MEDICAL tourism, or seeking medical treatment in a foreign country, often at a much lower cost than in one’s country of origin, has a long history in Pakistan.

In the 1980s, Pakistan had a bustling black-market organ transplant industry. But this was short-lived, as new legislation prevented the proliferation of smuggled and illegally obtained organs. Since then, Pakistan has emerged as a strong contender for a new and lucrative medical tourism industry.

Low operation costs, high availability of educated physicians and developing medical industries have been cited as some of the most significant factors in this untapped market. However, Pakistan needs to address many issues before it can reap real benefits.

The global medical tourism industry is set to be worth almost $38.5 billion by 2020. In 2012, the UK’s Health Protection Agency estimated that 55,000 people went abroad to seek medical treatment. Of them, almost 70 per cent visited nations like Pakistan, India, Poland and Hungary.

While other barriers and challenges remain, such as healthcare infrastructure and government reform, none are more significant as the availability of highly trained physicians and security assurance

Of the Pakistani medical tourist demographic, most patients come to Pakistan for fertility and cosmetic operations, whereas a small minority visit for cardiac surgery.

Cost has been the primary driving factor for individuals seeking medical treatment in these nations. For example, an in vitro fertilisation operation in the United States can cost as much as $8,100, whereas in Pakistan the same operation can be done in $2,000, a 75pc decrease.

Additionally, many other basic procedures can be done at a similar cost ratio. The primary reason for this is the increasing foreign exchange rate. Since December 2017, the Pakistani rupee has lost almost 50pc of its value compared to the US dollar.
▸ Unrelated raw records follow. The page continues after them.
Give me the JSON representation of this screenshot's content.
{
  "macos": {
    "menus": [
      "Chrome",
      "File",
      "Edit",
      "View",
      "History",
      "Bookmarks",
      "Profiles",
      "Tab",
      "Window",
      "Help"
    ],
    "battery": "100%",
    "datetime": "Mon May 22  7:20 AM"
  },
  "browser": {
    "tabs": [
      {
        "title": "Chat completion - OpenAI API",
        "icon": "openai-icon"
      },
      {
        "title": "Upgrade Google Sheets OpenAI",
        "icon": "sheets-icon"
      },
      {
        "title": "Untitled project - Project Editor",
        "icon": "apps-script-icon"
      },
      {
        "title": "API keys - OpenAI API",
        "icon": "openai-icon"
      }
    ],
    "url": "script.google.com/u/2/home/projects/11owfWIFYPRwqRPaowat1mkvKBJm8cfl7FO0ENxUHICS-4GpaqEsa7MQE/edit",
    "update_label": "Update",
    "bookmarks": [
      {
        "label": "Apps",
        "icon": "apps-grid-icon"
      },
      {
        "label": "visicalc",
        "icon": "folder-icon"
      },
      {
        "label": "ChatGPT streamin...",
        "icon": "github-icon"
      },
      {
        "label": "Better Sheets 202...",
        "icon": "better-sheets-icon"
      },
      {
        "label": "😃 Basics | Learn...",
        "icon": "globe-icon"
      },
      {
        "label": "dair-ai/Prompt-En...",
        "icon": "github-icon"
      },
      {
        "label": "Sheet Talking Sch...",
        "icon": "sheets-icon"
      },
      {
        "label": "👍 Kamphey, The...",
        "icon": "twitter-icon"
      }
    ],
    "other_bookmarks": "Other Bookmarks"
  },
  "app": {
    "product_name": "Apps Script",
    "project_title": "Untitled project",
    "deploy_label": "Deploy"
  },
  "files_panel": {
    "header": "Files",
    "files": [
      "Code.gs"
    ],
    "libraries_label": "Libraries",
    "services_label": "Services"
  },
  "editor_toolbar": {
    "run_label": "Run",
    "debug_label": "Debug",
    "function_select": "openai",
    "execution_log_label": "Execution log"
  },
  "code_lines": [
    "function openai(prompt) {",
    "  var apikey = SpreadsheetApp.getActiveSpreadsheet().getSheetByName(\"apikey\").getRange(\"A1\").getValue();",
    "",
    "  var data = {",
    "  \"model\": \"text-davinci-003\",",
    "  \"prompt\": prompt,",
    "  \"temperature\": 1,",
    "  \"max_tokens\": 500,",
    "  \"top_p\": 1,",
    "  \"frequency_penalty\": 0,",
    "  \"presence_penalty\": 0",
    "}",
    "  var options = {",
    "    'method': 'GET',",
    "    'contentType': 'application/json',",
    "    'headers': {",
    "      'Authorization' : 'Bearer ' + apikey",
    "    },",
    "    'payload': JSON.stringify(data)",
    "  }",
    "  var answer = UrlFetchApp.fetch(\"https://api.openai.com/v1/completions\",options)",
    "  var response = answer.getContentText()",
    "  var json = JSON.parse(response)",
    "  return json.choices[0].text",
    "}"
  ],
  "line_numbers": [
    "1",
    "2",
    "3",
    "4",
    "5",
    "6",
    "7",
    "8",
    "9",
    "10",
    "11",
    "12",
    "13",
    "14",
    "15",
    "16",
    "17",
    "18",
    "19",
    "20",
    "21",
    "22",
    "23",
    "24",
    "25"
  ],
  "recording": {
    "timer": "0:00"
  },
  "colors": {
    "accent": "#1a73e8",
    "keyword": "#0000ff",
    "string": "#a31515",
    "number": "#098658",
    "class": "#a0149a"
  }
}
While such devaluations may not be good for the economy on a macro scale, it does lower costs for foreigners seeking to get treatment in Pakistan.

While Pakistan has significant potential in the field of medical tourism, there remain equally significant barriers to the field’s success.

A large number of highly trained physicians is paramount in the industry’s development. Pakistani physicians are known to receive global admiration. With more than 50 medical schools, Pakistan produces around 30,000 physicians every year, according to the Pakistan Medical and Dental Council. While this is sufficient for a successful medical tourism industry, many physicians leave Pakistan seeking higher pay in other countries.

Pakistan currently has 0.8 physicians per capita compared to the 2.5 per capita in other developing nations, according to the World Health Organisation.

An average physician in a government hospital makes around $6,000 per year compared to an average of $189,000 per year in the United States. Enticing physicians to remain and practise in Pakistan will be the first hurdle needed to be passed in order to successfully lay the foundation of Pakistan’s medical tourism industry.

Security in Pakistan has been another barrier to medical tourism in Pakistan. Pakistan currently ranks 5th in the world for kidnappings, with an annual rate of 15,000, of which 10-20pc are for ransom. And although terror-related deaths have been falling in Pakistan since 2011, they remain among the highest in the world with over 1,000 deaths in 2017.

This environment has developed a negative perception of Pakistan. As such, 36 countries have issued a “Reconsider Travel” advisory on Pakistan, including the United States, Australia and the United Kingdom. Ensuring the safety of foreigners and improving the perception of Pakistan internationally will be a necessary step in developing Pakistan’s medical tourism industry.

While other barriers and challenges remain, such as healthcare infrastructure and government reform, none are more significant as the availability of highly trained physicians and security assurance.

With a new government in Islamabad and a mounting economic crisis, the road forward towards the medical tourism industry is far from certain. Currently, no legislature in parliament or provincial assemblies has addressed the need

for more expenditure in healthcare. But with the untapped potential driven by low treatment costs, Pakistan’s ability to become a global medical tourism hub has never been greater.

Published in Dawn, The Business and Finance Weekly, December 30th, 2019